In February 2015 he grabbed Crystal Palace midfielder James McArthur around the neck in defeat to the Eagles and reports that night emerged claiming Pearson had been sacked. A ‘night of confusion’ culminated with Leicester denying those claims and Pearson remaining in post.
What finally cost Pearson his job at the King Power Stadium was the fact “the working relationship between Nigel and the board was no longer viable”. However, reports at the time claimed his sacking was linked to son James’ role in a racist sex tape in the owners’ homeland of Thailand.
Pozzo and Duxbury will park all of that to appoint a man they believe can perform a minor miracle in keeping a side with just one win from 14 games in the top flight. Pearson pulled off a similar rescue mission in 2008, keeping Southampton up, ironically, at the expense of Leicester who slipped into League One.
What they have also seemingly ignored is his recent record. How will Pearson’s methods go down with a global squad? It’s hard to imagine a player like Gerard Deulofeu taking to the former defender’s often abrasive manner.
But then, perhaps a disciplinarian who does not stand for any nonsense is exactly what Watford need at this stage. They have been limp and lifeless for weeks and were sleep-walking their way into the Championship under Sánchez Flores.

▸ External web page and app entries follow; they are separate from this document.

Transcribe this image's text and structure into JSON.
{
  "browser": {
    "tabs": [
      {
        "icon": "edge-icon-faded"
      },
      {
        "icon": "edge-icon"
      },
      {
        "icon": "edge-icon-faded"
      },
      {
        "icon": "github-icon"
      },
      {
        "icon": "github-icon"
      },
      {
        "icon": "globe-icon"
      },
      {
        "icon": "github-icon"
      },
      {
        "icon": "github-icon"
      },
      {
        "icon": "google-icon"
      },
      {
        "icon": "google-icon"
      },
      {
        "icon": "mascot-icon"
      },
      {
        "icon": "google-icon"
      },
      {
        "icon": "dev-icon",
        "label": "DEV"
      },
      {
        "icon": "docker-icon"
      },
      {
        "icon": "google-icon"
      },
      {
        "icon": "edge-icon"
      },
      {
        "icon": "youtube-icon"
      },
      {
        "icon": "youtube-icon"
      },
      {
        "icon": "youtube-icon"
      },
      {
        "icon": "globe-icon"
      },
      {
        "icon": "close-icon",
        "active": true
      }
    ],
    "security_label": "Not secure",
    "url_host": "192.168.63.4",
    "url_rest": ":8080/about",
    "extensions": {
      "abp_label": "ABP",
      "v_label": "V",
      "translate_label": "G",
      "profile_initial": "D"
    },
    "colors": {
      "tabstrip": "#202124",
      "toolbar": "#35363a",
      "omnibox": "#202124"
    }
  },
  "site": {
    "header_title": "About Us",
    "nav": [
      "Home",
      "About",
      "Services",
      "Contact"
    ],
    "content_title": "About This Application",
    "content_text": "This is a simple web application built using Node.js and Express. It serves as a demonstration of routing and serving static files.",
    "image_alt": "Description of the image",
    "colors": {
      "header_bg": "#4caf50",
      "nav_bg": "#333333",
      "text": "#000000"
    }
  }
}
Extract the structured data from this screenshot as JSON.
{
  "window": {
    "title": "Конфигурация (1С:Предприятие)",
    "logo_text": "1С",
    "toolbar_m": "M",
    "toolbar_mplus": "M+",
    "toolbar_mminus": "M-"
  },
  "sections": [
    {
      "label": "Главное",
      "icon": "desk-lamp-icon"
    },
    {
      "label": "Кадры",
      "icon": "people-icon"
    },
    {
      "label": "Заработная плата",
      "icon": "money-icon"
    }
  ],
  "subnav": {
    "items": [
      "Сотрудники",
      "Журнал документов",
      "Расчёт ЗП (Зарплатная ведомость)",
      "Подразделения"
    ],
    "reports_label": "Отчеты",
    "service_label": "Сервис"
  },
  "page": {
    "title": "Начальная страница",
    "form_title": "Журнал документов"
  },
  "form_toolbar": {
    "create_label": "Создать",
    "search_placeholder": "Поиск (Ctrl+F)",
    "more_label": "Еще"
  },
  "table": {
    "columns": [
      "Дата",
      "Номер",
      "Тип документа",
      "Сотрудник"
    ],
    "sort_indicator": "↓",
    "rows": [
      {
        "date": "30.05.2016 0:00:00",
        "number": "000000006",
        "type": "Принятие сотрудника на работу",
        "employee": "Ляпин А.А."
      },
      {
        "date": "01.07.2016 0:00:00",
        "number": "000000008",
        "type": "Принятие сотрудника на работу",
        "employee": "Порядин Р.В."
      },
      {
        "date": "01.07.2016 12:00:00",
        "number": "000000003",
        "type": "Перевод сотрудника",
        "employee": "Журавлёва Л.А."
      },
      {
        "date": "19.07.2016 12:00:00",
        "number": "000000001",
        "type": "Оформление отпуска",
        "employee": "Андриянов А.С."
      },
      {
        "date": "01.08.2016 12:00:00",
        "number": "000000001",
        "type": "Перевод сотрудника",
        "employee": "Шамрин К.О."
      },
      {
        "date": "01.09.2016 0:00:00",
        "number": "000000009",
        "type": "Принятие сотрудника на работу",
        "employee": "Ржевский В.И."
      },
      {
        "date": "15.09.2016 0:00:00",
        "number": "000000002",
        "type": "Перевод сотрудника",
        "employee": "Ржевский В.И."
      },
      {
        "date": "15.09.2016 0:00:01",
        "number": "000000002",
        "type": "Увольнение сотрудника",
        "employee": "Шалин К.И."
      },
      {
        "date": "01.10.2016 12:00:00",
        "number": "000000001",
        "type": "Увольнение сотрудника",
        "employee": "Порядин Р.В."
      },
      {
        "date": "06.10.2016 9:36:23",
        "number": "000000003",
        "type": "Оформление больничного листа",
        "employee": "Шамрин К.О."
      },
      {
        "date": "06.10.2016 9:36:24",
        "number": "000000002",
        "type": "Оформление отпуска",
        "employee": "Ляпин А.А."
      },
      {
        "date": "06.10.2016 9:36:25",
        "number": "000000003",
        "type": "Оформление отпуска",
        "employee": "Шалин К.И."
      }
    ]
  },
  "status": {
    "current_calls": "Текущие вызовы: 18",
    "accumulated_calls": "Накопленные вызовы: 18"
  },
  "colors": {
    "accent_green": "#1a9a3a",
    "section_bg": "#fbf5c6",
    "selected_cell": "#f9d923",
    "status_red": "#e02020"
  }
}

And what if Pearson fails to repeat his exploits of 2015 with Leicester? The position Watford are in, already seven points adrift, it’s not inconceivable. What would be conceivable were the worst to happen is another change of head coach. At which point the Hornets would be dispensing with a coach who knows the Championship inside out won the title in 2014 with the Foxes.
Even if Pearson was retained following relegation, the hangover from Premier League relegation means an instantaneous promotion challenge is rare. Appointing managers for the following season rarely works out either.
Take an example from last term. Huddersfield Town appointed Jan Siewert in January with an eye on the new campaign. But the German was sacked early in the season having failed to reignite the Terriers. There is no guarantee Pearson would be able to galvanise Watford. By that point the Hornets would have played their wildcard already.
Watford have shown they are flexible with the appointment of Pearson. But they’ve had to bury their heads in the sand to do so.